Each record must be printed again exactly as given.

----- AVAILABLE RECORDS -----

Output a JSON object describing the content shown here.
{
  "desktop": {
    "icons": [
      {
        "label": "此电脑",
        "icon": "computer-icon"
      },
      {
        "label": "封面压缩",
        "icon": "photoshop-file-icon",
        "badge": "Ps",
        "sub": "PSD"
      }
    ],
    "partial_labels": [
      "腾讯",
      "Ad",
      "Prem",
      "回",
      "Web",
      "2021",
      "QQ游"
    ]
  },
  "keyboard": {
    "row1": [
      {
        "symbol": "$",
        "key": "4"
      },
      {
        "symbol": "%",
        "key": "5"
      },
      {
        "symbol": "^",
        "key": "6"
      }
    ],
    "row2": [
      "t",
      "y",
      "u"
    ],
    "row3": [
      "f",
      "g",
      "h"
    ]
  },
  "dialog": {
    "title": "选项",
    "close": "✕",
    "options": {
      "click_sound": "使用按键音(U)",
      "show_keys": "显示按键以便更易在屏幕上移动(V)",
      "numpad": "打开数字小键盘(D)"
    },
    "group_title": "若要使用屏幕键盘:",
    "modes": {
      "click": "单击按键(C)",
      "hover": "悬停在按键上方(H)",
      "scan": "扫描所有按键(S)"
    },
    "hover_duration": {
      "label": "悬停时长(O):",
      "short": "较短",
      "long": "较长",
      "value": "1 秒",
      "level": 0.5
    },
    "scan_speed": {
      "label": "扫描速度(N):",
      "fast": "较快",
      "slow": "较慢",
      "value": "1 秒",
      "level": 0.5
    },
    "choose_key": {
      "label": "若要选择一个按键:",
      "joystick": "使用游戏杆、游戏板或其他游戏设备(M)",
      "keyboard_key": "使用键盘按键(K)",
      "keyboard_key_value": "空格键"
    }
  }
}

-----

**SOLUTION TO THE EXERCISE:**
Output a JSON object describing the content shown here.
{
  "desktop": {
    "icons": [
      {
        "label": "此电脑",
        "icon": "computer-icon"
      },
      {
        "label": "封面压缩",
        "icon": "photoshop-file-icon",
        "badge": "Ps",
        "sub": "PSD"
      }
    ],
    "partial_labels": [
      "腾讯",
      "Ad",
      "Prem",
      "回",
      "Web",
      "2021",
      "QQ游"
    ]
  },
  "keyboard": {
    "row1": [
      {
        "symbol": "$",
        "key": "4"
      },
      {
        "symbol": "%",
        "key": "5"
      },
      {
        "symbol": "^",
        "key": "6"
      }
    ],
    "row2": [
      "t",
      "y",
      "u"
    ],
    "row3": [
      "f",
      "g",
      "h"
    ]
  },
  "dialog": {
    "title": "选项",
    "close": "✕",
    "options": {
      "click_sound": "使用按键音(U)",
      "show_keys": "显示按键以便更易在屏幕上移动(V)",
      "numpad": "打开数字小键盘(D)"
    },
    "group_title": "若要使用屏幕键盘:",
    "modes": {
      "click": "单击按键(C)",
      "hover": "悬停在按键上方(H)",
      "scan": "扫描所有按键(S)"
    },
    "hover_duration": {
      "label": "悬停时长(O):",
      "short": "较短",
      "long": "较长",
      "value": "1 秒",
      "level": 0.5
    },
    "scan_speed": {
      "label": "扫描速度(N):",
      "fast": "较快",
      "slow": "较慢",
      "value": "1 秒",
      "level": 0.5
    },
    "choose_key": {
      "label": "若要选择一个按键:",
      "joystick": "使用游戏杆、游戏板或其他游戏设备(M)",
      "keyboard_key": "使用键盘按键(K)",
      "keyboard_key_value": "空格键"
    }
  }
}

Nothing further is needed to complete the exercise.